Do You Need Document Storage?

June 6, 2019

Running a business generates a lot of paperwork. Just on the human resources side, almost every action creates a paper trail. Even for a small company, the space taken by these records soon grows vast, so could digital storage be the answer?

The Never-ending Paperwork Mountain

Paperwork starts to build up even before you give someone a job, with application forms and CVs to be kept on record. Day one brings a pile of forms: payroll details, tax forms, health questionnaires, training records, and more. As each employee works, the amount of paperwork generated grows, annual tax forms, holiday applications, pay records, performance reviews, details of promotions or disciplinary actions, all of these things need to be kept. Even when an employee leaves your organisation more documents to arise, in the form of leaving questionnaires, final pay details, and leaving tax forms, many of which are legally required to be stored for years.

Storing Up Difficulties

Traditionally all of this has been paperwork in the literal sense – each form, payslip, or holiday record being a piece of paper (or several), which needed to be kept. With these records, the only way to store them securely is to invest in locked filing cabinets. Even for a small business, this takes up space, by the time a firm is medium-sized it might be a small room of record storage, and a multinational or government department would have entire buildings to house and archive employee records. Paper records are also vulnerable to loss through fire, flood, or theft.

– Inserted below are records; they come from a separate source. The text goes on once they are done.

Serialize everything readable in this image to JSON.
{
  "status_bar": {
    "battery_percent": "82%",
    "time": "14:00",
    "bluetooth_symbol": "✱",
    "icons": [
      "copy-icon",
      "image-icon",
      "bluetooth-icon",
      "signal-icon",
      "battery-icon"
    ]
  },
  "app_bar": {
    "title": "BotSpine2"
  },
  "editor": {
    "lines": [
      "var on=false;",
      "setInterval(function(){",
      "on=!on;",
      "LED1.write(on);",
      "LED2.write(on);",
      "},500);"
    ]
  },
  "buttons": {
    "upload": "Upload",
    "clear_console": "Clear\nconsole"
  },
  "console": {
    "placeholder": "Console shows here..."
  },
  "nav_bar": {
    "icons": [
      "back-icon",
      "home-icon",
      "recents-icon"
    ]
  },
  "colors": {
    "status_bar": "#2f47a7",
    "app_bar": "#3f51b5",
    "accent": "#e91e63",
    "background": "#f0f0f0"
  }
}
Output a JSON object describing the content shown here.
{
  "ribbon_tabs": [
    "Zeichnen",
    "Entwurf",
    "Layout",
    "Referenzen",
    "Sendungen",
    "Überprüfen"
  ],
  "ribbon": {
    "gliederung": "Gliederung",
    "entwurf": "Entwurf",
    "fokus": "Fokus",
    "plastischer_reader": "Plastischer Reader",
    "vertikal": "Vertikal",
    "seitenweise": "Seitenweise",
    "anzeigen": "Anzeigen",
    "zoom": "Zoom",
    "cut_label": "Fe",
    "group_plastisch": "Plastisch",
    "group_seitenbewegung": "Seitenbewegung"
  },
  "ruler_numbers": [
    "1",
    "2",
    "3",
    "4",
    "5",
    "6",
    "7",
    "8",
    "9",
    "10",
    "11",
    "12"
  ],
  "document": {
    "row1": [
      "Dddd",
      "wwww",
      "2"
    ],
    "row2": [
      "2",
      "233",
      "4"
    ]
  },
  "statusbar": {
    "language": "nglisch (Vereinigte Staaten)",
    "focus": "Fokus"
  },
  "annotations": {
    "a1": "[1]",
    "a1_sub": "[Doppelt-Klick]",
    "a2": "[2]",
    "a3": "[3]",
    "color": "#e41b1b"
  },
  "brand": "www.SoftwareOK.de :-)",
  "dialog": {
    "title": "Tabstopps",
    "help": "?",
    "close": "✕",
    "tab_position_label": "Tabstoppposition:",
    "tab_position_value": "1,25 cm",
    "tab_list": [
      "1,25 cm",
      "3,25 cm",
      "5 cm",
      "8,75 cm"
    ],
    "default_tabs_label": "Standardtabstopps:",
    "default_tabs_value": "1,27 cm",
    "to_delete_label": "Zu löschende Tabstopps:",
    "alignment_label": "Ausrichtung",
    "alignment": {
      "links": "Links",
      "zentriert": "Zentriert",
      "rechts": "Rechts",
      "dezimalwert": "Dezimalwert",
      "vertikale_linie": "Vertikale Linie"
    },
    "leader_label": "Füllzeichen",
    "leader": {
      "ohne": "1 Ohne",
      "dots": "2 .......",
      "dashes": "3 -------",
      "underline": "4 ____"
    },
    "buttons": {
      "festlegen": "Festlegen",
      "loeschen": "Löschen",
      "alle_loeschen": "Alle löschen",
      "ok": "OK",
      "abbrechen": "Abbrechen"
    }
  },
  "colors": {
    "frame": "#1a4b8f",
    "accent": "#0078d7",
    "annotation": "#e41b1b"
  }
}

Increasingly employers have digitised their HR paperwork. This creates a massive saving on space and allows remote access to the records when necessary. It does bring new storage problems, though. Records are now stored on a hard drive on one of the company’s computers. This opens up new vulnerabilities, especially in data loss. Several high-profile hacking attempts in the past few years have drawn attention to the need for data security, and 2018’s GDPR regulations cemented that need into law across Europe. Because the data is stored on a computer or computers on the company’s property, it is also still vulnerable to loss from fire, flood, or theft.

Recent trends in data storage have been increasingly cloud-based. With these systems, the data is digitised, but stored on a web-based, third-party-owned server. The huge benefit of cloud-based systems is that data is stored at multiple sites and in purpose-built facilities, minimizing the risk of data loss. The information is also accessible remotely, to those with the appropriate login. Many smaller companies do find, though, that there are not many services offering exactly what they need, forcing them to either make do with an off-the-peg option or simply store electronic copies of old-fashioned paperwork.

Help Us Design a Better Option

One of the things we pride ourselves on at LeaveWizard is making sure we meet our customers’ needs. If you’re using our annual leave and absence management software, then you already have cloud storage of holiday and absence records, but we are exploring the idea of offering broader document storage as a part of our service.

As always we are keen to make sure that what we offer is what you need, so we are looking for your feedback as to how a document storage system should work for you. Whether or not you are a LeaveWizard user, we would love for you to click here and take part in our research, or why not simply leave us some feedback in the comments below?

#Cloud #Data #GDPR #Paperwork